EXERCISE OBJECTIVE:
Scan the data below and give the number of lines that include the word "this", with no other words.

DATASET CONTENT:

<<<<

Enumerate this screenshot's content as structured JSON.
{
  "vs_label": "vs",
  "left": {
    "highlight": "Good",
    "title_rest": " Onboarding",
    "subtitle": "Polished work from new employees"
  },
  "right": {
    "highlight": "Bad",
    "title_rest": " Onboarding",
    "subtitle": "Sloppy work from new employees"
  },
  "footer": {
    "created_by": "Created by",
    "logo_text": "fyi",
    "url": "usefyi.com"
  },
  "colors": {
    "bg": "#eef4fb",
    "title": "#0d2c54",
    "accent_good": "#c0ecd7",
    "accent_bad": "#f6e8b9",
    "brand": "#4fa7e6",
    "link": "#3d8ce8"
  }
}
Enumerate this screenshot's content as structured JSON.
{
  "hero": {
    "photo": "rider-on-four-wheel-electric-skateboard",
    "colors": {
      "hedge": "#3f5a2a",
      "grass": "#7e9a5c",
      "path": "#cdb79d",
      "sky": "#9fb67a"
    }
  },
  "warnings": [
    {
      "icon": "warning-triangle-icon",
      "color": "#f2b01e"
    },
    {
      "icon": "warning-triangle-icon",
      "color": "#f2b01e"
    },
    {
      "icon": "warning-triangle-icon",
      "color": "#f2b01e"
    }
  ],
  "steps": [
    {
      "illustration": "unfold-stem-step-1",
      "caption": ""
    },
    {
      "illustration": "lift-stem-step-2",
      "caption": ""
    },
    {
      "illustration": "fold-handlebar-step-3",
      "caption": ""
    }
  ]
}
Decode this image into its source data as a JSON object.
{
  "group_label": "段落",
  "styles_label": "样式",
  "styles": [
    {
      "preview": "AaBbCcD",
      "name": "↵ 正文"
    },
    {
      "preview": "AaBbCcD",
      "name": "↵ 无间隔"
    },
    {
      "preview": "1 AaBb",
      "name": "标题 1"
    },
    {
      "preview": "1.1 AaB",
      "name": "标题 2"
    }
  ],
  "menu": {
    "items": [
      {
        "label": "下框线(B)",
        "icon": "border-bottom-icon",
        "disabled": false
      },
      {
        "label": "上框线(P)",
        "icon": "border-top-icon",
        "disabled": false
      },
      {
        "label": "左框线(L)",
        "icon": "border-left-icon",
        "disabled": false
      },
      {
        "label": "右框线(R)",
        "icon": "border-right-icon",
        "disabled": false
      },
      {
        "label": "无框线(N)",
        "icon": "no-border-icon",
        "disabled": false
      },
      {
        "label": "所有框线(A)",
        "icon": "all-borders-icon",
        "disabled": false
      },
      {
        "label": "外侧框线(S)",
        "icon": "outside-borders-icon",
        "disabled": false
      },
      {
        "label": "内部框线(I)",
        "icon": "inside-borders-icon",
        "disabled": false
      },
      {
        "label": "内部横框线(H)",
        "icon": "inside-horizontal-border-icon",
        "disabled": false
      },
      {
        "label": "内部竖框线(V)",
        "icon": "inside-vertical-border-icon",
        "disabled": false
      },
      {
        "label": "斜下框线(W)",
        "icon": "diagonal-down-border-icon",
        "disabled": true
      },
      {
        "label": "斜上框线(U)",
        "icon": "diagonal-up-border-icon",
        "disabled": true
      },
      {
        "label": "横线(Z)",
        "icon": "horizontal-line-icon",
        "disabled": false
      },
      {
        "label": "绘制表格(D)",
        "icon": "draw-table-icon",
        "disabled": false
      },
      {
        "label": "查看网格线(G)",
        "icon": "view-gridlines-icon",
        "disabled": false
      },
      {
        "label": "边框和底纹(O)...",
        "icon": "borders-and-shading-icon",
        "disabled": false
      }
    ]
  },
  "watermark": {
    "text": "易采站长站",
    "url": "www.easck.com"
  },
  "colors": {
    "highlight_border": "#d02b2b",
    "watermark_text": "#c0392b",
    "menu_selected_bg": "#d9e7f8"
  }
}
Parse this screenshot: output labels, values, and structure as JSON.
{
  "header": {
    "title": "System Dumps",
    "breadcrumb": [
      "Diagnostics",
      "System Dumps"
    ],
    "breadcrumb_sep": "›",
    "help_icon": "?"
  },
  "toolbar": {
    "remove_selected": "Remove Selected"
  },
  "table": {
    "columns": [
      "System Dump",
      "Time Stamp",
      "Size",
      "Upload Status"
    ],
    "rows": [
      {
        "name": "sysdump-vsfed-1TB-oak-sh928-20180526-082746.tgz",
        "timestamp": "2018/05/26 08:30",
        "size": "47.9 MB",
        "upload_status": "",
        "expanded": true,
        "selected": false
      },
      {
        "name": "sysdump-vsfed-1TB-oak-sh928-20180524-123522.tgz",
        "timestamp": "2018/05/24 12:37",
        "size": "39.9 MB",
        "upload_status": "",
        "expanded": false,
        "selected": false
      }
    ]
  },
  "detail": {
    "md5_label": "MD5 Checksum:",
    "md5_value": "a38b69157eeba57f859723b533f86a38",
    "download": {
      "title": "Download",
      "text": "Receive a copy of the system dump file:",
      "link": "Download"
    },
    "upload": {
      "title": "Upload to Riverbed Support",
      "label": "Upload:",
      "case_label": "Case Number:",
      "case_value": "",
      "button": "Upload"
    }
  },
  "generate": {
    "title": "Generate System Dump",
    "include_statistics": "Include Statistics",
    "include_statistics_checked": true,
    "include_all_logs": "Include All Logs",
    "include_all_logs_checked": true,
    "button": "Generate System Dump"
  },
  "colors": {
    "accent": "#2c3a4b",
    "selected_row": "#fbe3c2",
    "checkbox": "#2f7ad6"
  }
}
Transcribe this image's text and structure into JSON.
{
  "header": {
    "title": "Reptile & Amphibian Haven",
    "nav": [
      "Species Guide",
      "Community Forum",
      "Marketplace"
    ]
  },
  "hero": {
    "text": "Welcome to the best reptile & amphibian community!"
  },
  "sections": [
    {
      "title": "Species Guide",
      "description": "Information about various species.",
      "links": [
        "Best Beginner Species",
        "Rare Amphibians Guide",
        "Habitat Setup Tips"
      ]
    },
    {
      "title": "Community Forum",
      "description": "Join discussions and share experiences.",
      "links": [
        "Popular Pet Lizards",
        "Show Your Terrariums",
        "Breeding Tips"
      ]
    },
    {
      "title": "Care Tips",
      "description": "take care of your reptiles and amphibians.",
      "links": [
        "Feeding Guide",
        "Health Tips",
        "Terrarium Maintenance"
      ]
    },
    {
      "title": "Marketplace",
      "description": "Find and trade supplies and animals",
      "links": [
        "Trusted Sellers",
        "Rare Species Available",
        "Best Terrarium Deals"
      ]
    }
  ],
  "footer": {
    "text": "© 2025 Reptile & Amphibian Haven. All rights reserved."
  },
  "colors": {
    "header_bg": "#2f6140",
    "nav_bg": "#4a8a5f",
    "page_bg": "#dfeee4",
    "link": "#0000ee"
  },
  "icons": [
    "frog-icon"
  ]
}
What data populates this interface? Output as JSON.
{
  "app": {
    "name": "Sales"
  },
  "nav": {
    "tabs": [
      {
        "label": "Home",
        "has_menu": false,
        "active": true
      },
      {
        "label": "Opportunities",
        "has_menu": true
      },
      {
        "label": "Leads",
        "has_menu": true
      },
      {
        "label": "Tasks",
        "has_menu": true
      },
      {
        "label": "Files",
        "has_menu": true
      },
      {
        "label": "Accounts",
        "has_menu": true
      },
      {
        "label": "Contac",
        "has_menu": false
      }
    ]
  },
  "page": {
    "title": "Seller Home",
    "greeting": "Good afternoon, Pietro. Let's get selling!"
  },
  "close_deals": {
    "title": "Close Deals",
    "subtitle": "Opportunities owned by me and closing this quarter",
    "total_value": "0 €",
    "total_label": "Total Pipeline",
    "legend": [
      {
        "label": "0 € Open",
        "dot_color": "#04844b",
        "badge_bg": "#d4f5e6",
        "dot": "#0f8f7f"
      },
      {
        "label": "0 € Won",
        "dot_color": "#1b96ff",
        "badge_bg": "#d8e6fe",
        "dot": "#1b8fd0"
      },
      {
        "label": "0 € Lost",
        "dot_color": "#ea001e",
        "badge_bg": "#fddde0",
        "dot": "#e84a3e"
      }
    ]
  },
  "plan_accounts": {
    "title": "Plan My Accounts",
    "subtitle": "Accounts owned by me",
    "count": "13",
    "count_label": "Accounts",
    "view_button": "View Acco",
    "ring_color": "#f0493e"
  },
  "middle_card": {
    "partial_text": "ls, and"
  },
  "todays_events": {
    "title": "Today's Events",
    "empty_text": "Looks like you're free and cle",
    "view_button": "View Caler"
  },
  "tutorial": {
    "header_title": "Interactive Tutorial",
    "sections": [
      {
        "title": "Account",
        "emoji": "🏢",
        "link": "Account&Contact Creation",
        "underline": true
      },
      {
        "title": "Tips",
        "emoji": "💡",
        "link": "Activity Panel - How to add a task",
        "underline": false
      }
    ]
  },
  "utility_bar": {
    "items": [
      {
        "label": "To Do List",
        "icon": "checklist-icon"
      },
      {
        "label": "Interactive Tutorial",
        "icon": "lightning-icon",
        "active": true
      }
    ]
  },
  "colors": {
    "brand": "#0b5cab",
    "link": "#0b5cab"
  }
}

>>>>

ANSWER SECTION:
7